Healing Benefits of Gardens
How a simple garden can restore your health.
When Haig Dinihanian arrived at Legacy Good Samaritan Hospital in Portland, Ore., he expected to convalesce from a balance disorder the traditional way, with doctors and nurses, medications and treatments. But he didn’t anticipate a recovery that also included daily strolls in the hospital’s state-of-the-art garden, a virtual Eden with 150 plant varieties, stable pathways and benches placed every 30 feet for easy sitting opportunities.”It was a wonderful place to relax and enjoy the day; you could work in the flowers or tend vegetables if you wanted,” he recalls. “It helped me get my mind off my problems.”

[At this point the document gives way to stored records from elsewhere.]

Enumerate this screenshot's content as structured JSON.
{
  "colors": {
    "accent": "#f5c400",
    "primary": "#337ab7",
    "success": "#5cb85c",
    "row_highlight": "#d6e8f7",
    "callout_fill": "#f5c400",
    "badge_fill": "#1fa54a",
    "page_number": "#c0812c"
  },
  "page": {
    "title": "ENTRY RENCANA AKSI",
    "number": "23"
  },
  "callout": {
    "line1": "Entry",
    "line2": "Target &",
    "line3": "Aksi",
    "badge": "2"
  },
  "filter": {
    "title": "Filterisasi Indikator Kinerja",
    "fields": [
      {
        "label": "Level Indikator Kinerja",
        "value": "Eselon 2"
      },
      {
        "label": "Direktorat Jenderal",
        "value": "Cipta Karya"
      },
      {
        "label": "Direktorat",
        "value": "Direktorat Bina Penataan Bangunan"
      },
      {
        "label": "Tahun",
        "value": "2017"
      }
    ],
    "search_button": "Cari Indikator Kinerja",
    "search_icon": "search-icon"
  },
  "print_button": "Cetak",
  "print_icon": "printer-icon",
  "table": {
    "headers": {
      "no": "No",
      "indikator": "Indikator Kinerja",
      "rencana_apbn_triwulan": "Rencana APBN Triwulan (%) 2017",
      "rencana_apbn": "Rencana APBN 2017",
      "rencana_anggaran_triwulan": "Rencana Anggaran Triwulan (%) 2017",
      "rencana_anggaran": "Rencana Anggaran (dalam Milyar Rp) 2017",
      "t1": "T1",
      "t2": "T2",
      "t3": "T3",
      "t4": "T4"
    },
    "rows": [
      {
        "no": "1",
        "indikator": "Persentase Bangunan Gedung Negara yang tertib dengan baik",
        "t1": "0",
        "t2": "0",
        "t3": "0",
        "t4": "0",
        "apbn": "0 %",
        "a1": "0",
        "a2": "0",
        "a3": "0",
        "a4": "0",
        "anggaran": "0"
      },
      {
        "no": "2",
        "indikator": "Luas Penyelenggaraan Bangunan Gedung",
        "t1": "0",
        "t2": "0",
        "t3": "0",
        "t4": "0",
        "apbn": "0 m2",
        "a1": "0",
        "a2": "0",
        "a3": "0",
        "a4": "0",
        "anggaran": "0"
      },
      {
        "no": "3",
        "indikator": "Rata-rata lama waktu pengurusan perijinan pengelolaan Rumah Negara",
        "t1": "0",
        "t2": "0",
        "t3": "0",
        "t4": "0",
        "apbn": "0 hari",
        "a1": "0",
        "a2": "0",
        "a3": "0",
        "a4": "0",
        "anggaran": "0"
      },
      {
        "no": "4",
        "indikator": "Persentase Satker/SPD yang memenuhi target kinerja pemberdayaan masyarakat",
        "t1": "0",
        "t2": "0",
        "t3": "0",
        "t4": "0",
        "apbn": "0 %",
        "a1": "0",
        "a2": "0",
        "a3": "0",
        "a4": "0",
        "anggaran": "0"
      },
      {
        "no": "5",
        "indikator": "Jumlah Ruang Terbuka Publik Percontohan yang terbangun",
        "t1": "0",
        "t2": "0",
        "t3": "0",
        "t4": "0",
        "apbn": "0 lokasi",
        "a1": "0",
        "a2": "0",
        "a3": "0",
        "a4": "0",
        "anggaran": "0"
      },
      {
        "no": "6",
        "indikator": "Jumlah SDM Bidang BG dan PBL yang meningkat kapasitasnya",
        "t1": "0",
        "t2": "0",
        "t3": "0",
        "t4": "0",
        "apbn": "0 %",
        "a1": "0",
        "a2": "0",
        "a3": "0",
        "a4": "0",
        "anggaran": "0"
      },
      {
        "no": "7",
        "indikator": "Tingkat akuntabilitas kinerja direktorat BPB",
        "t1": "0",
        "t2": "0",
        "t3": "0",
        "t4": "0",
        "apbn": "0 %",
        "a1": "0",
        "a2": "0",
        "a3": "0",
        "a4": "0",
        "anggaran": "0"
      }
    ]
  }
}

Like Haig, patients at hospitals and other healthcare facilities across the country are enjoying the benefits of “healing gardens,” outdoor spaces designed to help improve mobility, ease depression and get muscles working while planting, watering and weeding. “There’s a big emotional benefit to nurturing a living thing,” says Teresia Hazen, a nationally recognized horticultural therapist. “You know the tomato needs you, and you need the tomato.”
The health benefits of the outdoors are well known—sunshine’s vitamin D can help ward off ailments ranging from osteoporosis to influenza—but using gardens as recovery tools is a relatively new trend. In fact, virtually all of the healing gardens now found at healthcare facilities nationwide have been installed in the last 15 years, says Hazen, who oversees the nine healing gardens in the Portland-area Legacy Health System. Backing the movement is a wealth of research on the therapeutic aspects of spending time in gardens. In fact, one 2007 study found that relaxing in gardens helped curb depression in older adults just as well as art therapy, a known antidote to depression among seniors.
Healing gardens are typically designed with the needs of ill or aging visitors in mind, and in some cases, for groups with specific needs such as individuals with Alzheimer’s, burn center patients, psychiatric patients or children. A rehabilitation garden, for instance, may include areas where a person learning to walk again or use a wheelchair can practice on different surfaces and in gently sloped areas; a garden for dementia patients might be stocked with fragrant herbs to trigger memories of the past. But no matter who healing gardens are meant for, Hazen notes, they’re an excellent resource for anyone coping with stress.
“Seeing flowers, touching plant material and listening to birds engages more than one sense at a time, and neurologists have proven that this stimulates our brains in ways that make us feel better,” says Naomi Sachs, a landscape designer and founder/director of the Therapeutic Landscapes Network. “And the positive effect can be felt in your own backyard, with the addition of a few key safety and comfort features and the right plant material. “It’s really all about stimulating the senses,” Sachs says. To prepare for creating your own healing garden, “visit botanical gardens, arboretums and parks and be in tune with what kind of spaces make you feel good. Often you don’t know until you’re in that space.”
Click here for tips on creating your own healing garden.